### EXTRACTED INFORMATION
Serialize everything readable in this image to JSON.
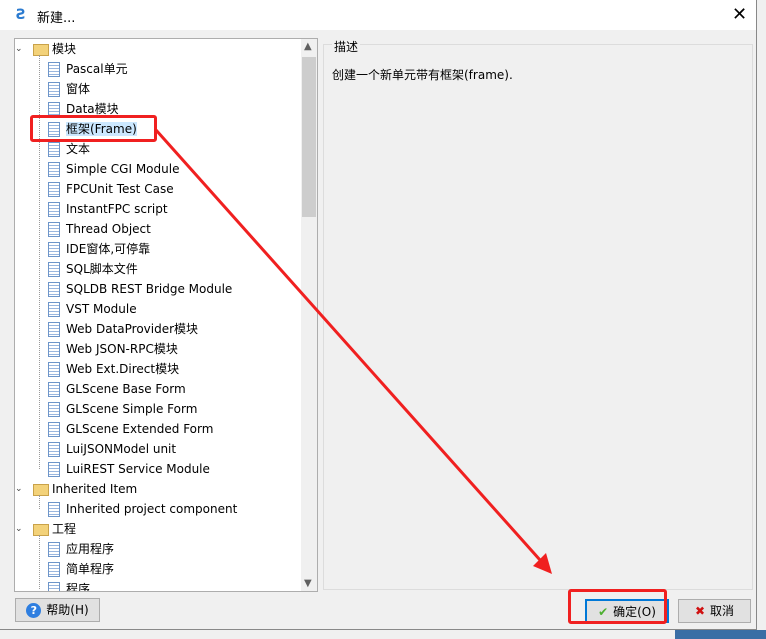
{
  "window": {
    "title": "新建...",
    "close": "✕"
  },
  "tree": {
    "groups": [
      {
        "label": "模块",
        "items": [
          "Pascal单元",
          "窗体",
          "Data模块",
          "框架(Frame)",
          "文本",
          "Simple CGI Module",
          "FPCUnit Test Case",
          "InstantFPC script",
          "Thread Object",
          "IDE窗体,可停靠",
          "SQL脚本文件",
          "SQLDB REST Bridge Module",
          "VST Module",
          "Web DataProvider模块",
          "Web JSON-RPC模块",
          "Web Ext.Direct模块",
          "GLScene Base Form",
          "GLScene Simple Form",
          "GLScene Extended Form",
          "LuiJSONModel unit",
          "LuiREST Service Module"
        ]
      },
      {
        "label": "Inherited Item",
        "items": [
          "Inherited project component"
        ]
      },
      {
        "label": "工程",
        "items": [
          "应用程序",
          "简单程序",
          "程序"
        ]
      }
    ],
    "selected": "框架(Frame)"
  },
  "description": {
    "label": "描述",
    "text": "创建一个新单元带有框架(frame)."
  },
  "buttons": {
    "help": "帮助(H)",
    "ok": "确定(O)",
    "cancel": "取消"
  },
  "colors": {
    "selection": "#cce8ff",
    "annotation": "#f02020",
    "accent": "#0078d7"
  }
}
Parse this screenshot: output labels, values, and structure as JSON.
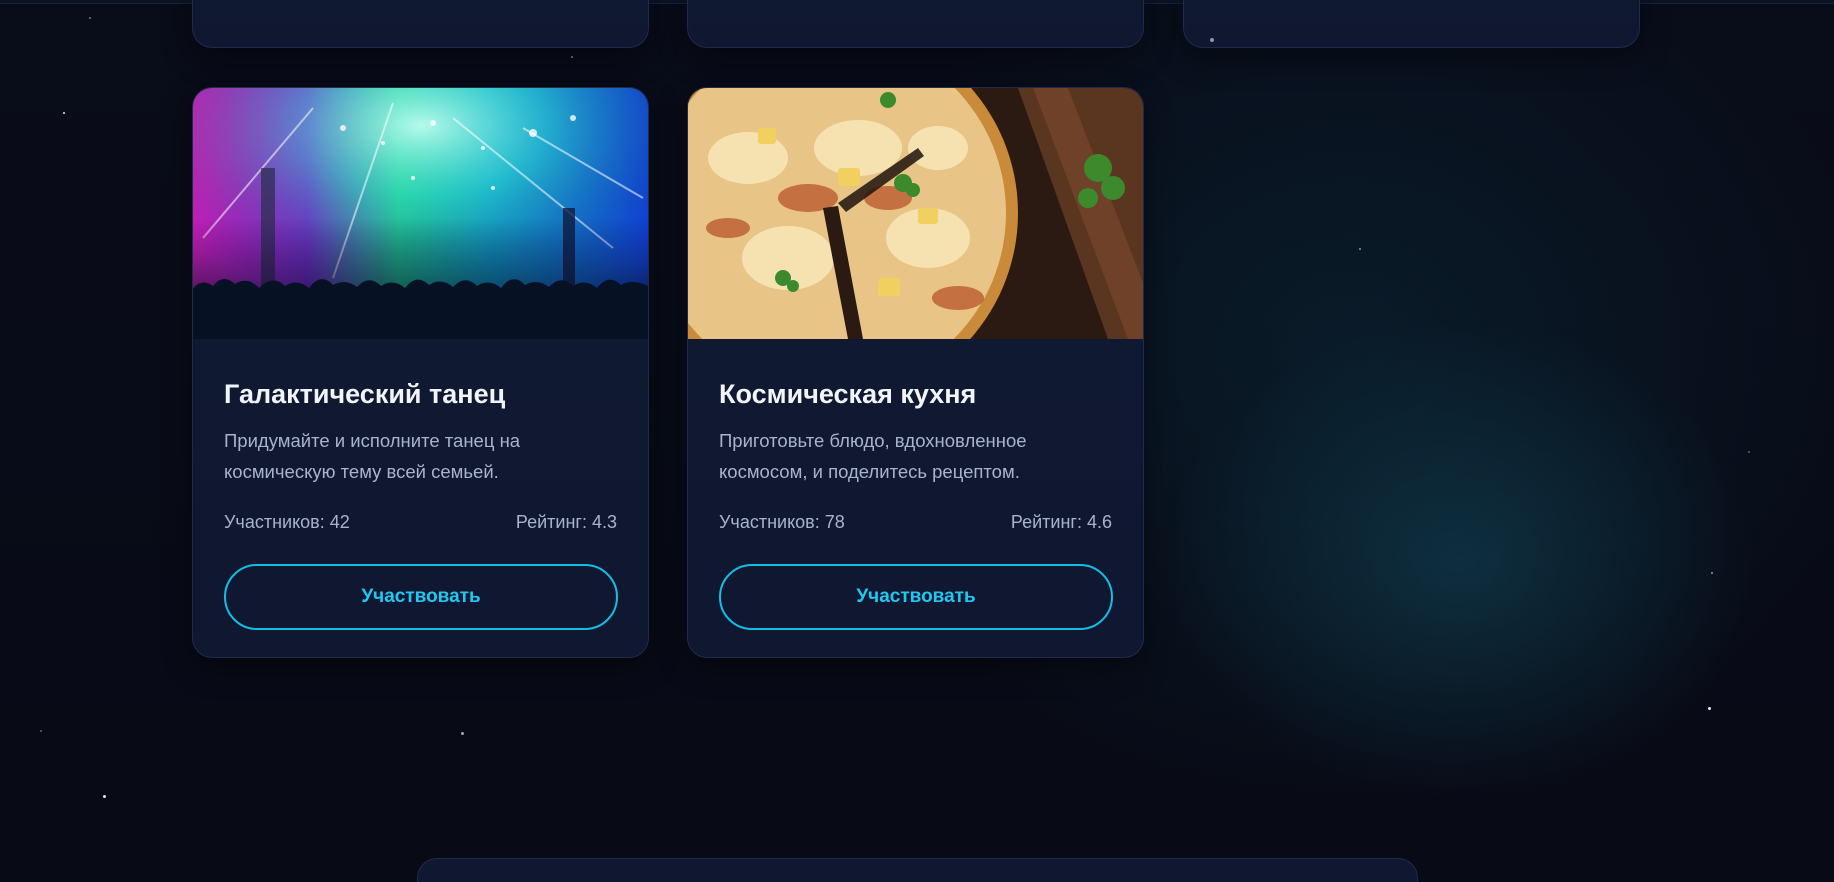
{
  "cards": [
    {
      "title": "Галактический танец",
      "description": "Придумайте и исполните танец на космическую тему всей семьей.",
      "participants": "Участников: 42",
      "rating": "Рейтинг: 4.3",
      "button": "Участвовать",
      "image": "concert-stage-photo"
    },
    {
      "title": "Космическая кухня",
      "description": "Приготовьте блюдо, вдохновленное космосом, и поделитесь рецептом.",
      "participants": "Участников: 78",
      "rating": "Рейтинг: 4.6",
      "button": "Участвовать",
      "image": "pizza-photo"
    }
  ],
  "colors": {
    "background": "#080b17",
    "card": "#111a33",
    "accent": "#12bde6",
    "title": "#f2f5ff",
    "text": "#a9b3cc"
  }
}
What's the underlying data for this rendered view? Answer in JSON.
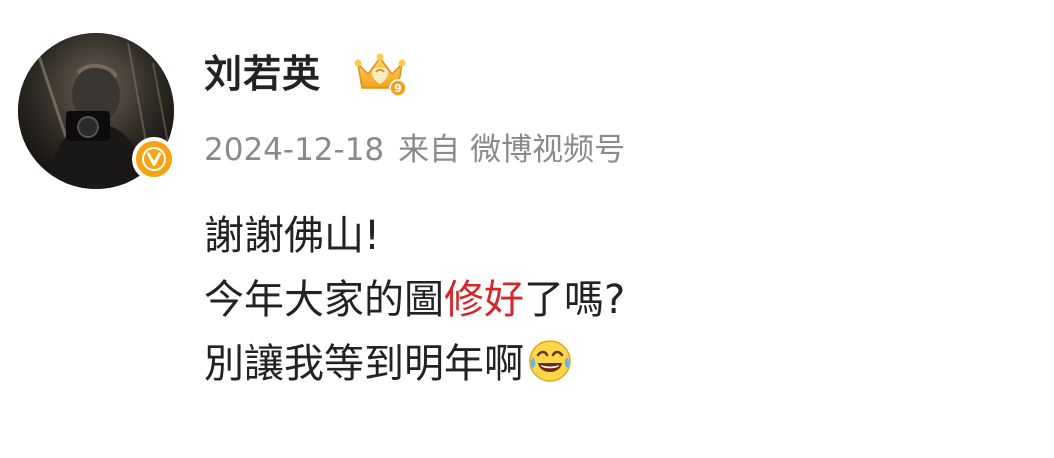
{
  "post": {
    "username": "刘若英",
    "date": "2024-12-18",
    "source_prefix": "来自",
    "source_name": "微博视频号",
    "badge_number": "9",
    "content": {
      "line1": "謝謝佛山!",
      "line2_before": "今年大家的圖",
      "line2_highlight": "修好",
      "line2_after": "了嗎?",
      "line3": "別讓我等到明年啊"
    }
  },
  "icons": {
    "verified": "verified-v-icon",
    "crown": "crown-level-icon",
    "emoji": "laugh-cry-emoji-icon"
  },
  "colors": {
    "highlight": "#d7262a",
    "verified_badge": "#f5a312",
    "meta_text": "#8a8a8a",
    "body_text": "#222222"
  }
}
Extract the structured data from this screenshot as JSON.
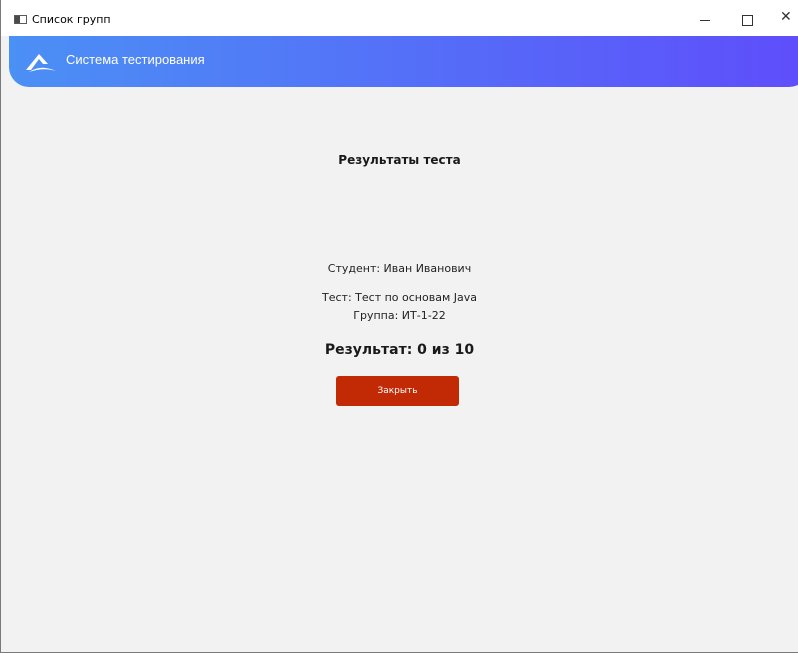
{
  "window": {
    "title": "Список групп"
  },
  "header": {
    "title": "Система тестирования",
    "gradient_start": "#4b90f5",
    "gradient_end": "#5f4dfb"
  },
  "results": {
    "title": "Результаты теста",
    "student": "Студент: Иван Иванович",
    "test": "Тест: Тест по основам Java",
    "group": "Группа: ИТ-1-22",
    "score": "Результат: 0 из 10",
    "close_label": "Закрыть",
    "close_color": "#c12a04"
  }
}
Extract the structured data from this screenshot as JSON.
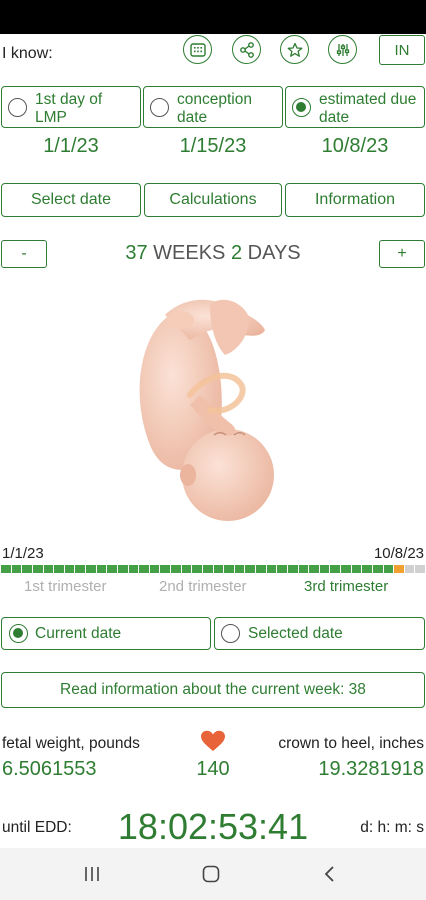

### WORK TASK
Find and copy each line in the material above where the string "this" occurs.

### THE ANSWER
Serialize everything readable in this image to JSON.
Parse this screenshot: output labels, values, and structure as JSON.
What's the underlying data for this rendered view? Answer in JSON.
Extract the structured data from this screenshot as JSON.
Extract the structured data from this screenshot as JSON.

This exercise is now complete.